A majority of the rebuttal deals with the analysis, and I will admit that I do not have the depth of experience with PCA to contribute much more to this discussion. It seems well conceived and justified to my non-expert eye. The remaining concerns are appropriately addressed.
While the sum total content and conclusion of the paper lacks that clear and concise punchline, in some ways this adds to the charm of the paper. Biology is messy, and in some ways this paper helps to quantify this "messiness" and put it into multiple appropriate and interesting contexts.
I think this study makes a contribution to this area that is worthy of publication.
The authors have taken the reviewers’ comment into account, and have modified the manuscript and added significant analysis accordingly. I have no further comments.https://doi.org/10.7554/eLife.11351.017
- Christopher M Ciarleglio
- Arseny S Khakhalin
- Carlos D Aizenman
- Christopher M Ciarleglio
- Arseny S Khakhalin
The funders had no role in study design, data collection and interpretation, or the decision to submit the work for publication.

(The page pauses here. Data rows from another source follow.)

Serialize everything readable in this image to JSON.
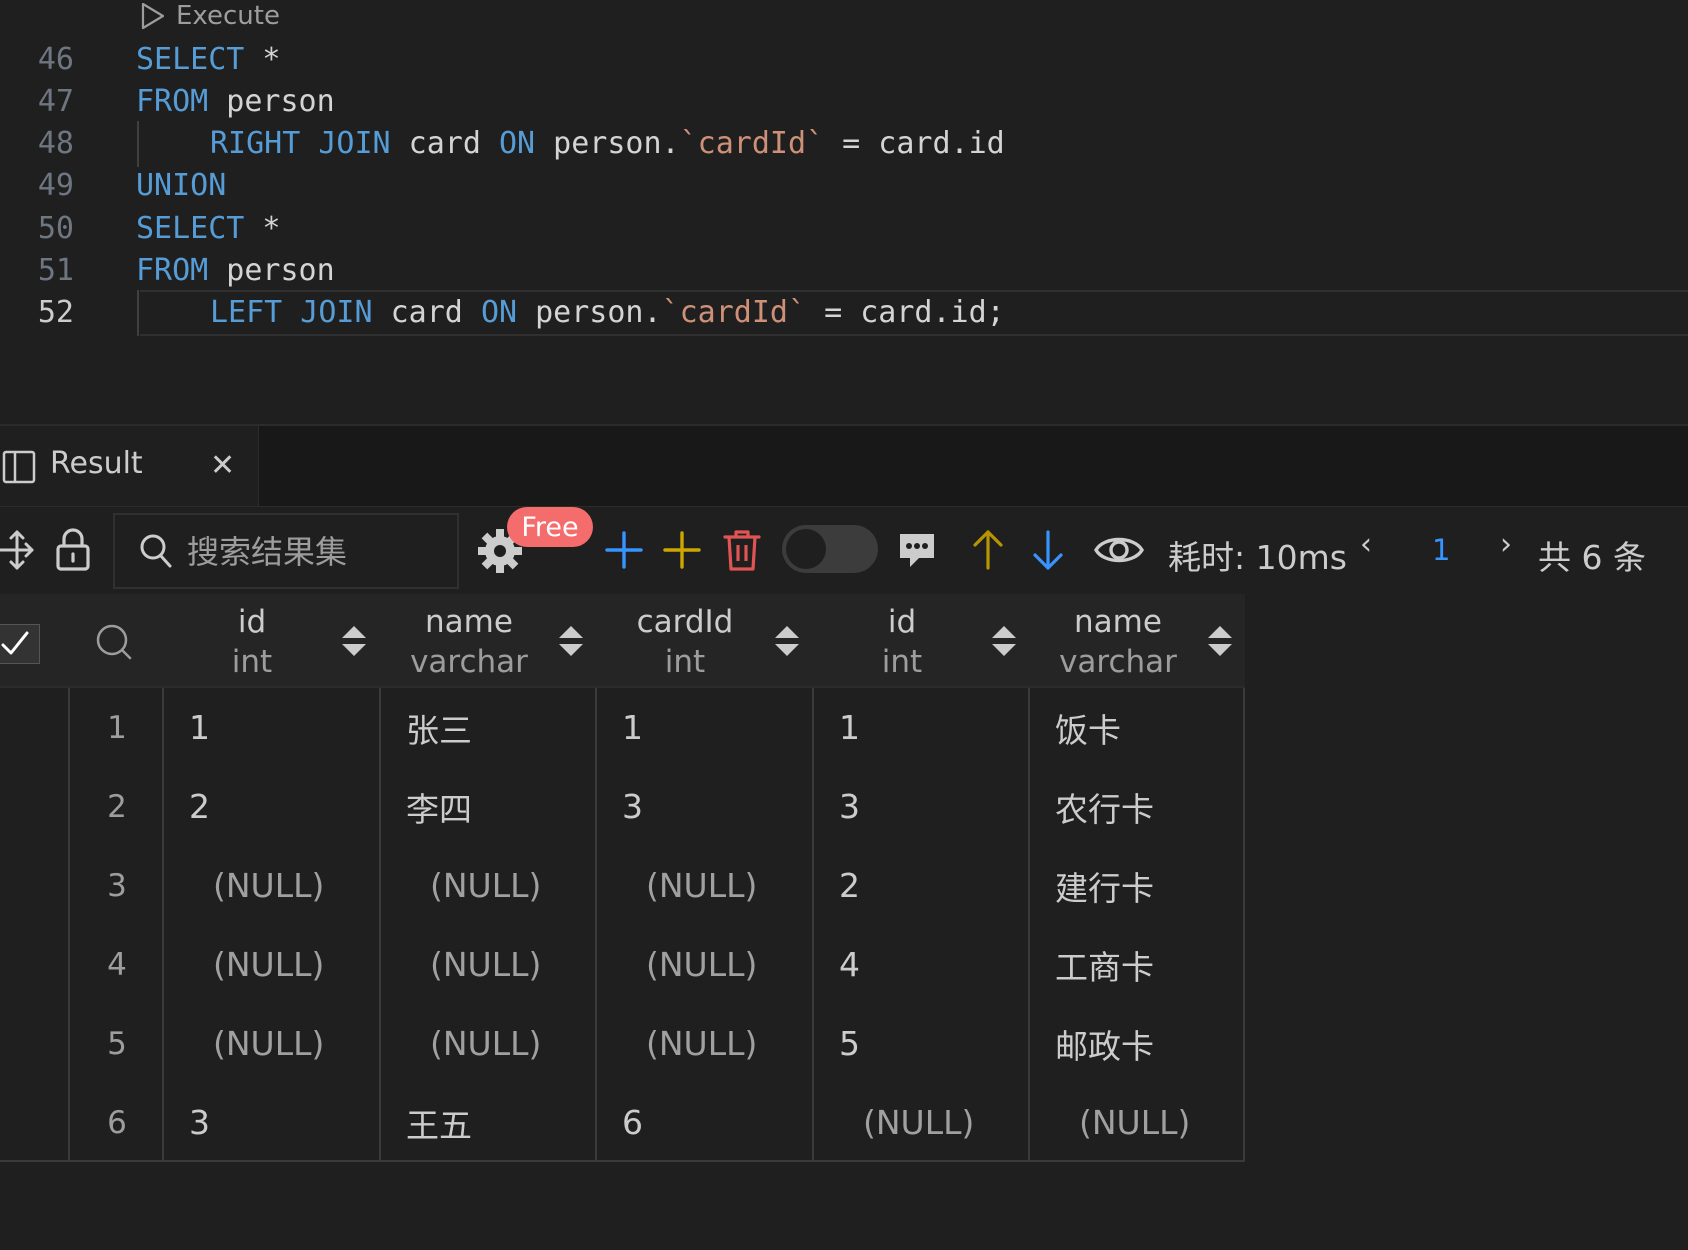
{
  "editor": {
    "codelens_label": "Execute",
    "lines": [
      {
        "num": "46",
        "tokens": [
          {
            "t": "SELECT",
            "c": "kw"
          },
          {
            "t": " *",
            "c": "id"
          }
        ]
      },
      {
        "num": "47",
        "tokens": [
          {
            "t": "FROM",
            "c": "kw"
          },
          {
            "t": " person",
            "c": "id"
          }
        ]
      },
      {
        "num": "48",
        "indent": true,
        "tokens": [
          {
            "t": "RIGHT JOIN",
            "c": "kw"
          },
          {
            "t": " card ",
            "c": "id"
          },
          {
            "t": "ON",
            "c": "kw"
          },
          {
            "t": " person.",
            "c": "id"
          },
          {
            "t": "`cardId`",
            "c": "str"
          },
          {
            "t": " = card.id",
            "c": "id"
          }
        ]
      },
      {
        "num": "49",
        "tokens": [
          {
            "t": "UNION",
            "c": "kw"
          }
        ]
      },
      {
        "num": "50",
        "tokens": [
          {
            "t": "SELECT",
            "c": "kw"
          },
          {
            "t": " *",
            "c": "id"
          }
        ]
      },
      {
        "num": "51",
        "tokens": [
          {
            "t": "FROM",
            "c": "kw"
          },
          {
            "t": " person",
            "c": "id"
          }
        ]
      },
      {
        "num": "52",
        "indent": true,
        "current": true,
        "tokens": [
          {
            "t": "LEFT JOIN",
            "c": "kw"
          },
          {
            "t": " card ",
            "c": "id"
          },
          {
            "t": "ON",
            "c": "kw"
          },
          {
            "t": " person.",
            "c": "id"
          },
          {
            "t": "`cardId`",
            "c": "str"
          },
          {
            "t": " = card.id;",
            "c": "id"
          }
        ]
      }
    ]
  },
  "result_tab": {
    "label": "Result",
    "close_glyph": "✕"
  },
  "toolbar": {
    "search_placeholder": "搜索结果集",
    "free_badge": "Free",
    "elapsed": "耗时: 10ms",
    "pager_prev": "‹",
    "pager_page": "1",
    "pager_next": "›",
    "total": "共 6 条",
    "icons": [
      "move-icon",
      "lock-icon",
      "search-icon",
      "settings-icon",
      "add-row-icon",
      "insert-row-icon",
      "delete-icon",
      "toggle",
      "comment-icon",
      "arrow-up-icon",
      "arrow-down-icon",
      "eye-icon"
    ],
    "colors": {
      "add": "#3794ff",
      "insert": "#cca700",
      "delete": "#e05454",
      "up": "#b89500",
      "down": "#3794ff"
    }
  },
  "grid": {
    "columns": [
      {
        "name": "id",
        "type": "int"
      },
      {
        "name": "name",
        "type": "varchar"
      },
      {
        "name": "cardId",
        "type": "int"
      },
      {
        "name": "id",
        "type": "int"
      },
      {
        "name": "name",
        "type": "varchar"
      }
    ],
    "rows": [
      {
        "n": "1",
        "cells": [
          "1",
          "张三",
          "1",
          "1",
          "饭卡"
        ]
      },
      {
        "n": "2",
        "cells": [
          "2",
          "李四",
          "3",
          "3",
          "农行卡"
        ]
      },
      {
        "n": "3",
        "cells": [
          "(NULL)",
          "(NULL)",
          "(NULL)",
          "2",
          "建行卡"
        ]
      },
      {
        "n": "4",
        "cells": [
          "(NULL)",
          "(NULL)",
          "(NULL)",
          "4",
          "工商卡"
        ]
      },
      {
        "n": "5",
        "cells": [
          "(NULL)",
          "(NULL)",
          "(NULL)",
          "5",
          "邮政卡"
        ]
      },
      {
        "n": "6",
        "cells": [
          "3",
          "王五",
          "6",
          "(NULL)",
          "(NULL)"
        ]
      }
    ],
    "null_text": "(NULL)"
  }
}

The authors would like to thank Irina Sears and Phouangmaly Mimi Oupravanh for animal and lab care; Aaron Wetzler (Israel Institute of Technology) for sharing useful MATLAB scripts; Andrey Shabalin (Virginia Commonwealth University) for his advice on statistical methods used in this paper. This work was supported by T32 MH019118-19 (B. Connors for CMC), the Sidney A. Fox and Dorothea Doctors Fox Postdoctoral Fellowships for Vision Research (CMC, ASK), and NSF IOS 1353044 (CDA).
Animal experimentation: All handling of animals was approved by Brown University IACUC in accordance with NIH guidelines. The animal protocol used for these experiments is "Regulation of Neural Excitability and Synaptic Function by Experience in the Developing Visual System (#1308000008C002)".
- Mark CW van Rossum, Reviewing Editor, University of Edinburgh, United Kingdom
© 2015, Ciarleglio et al.
This article is distributed under the terms of the Creative Commons Attribution License, which permits unrestricted use and redistribution provided that the original author and source are credited.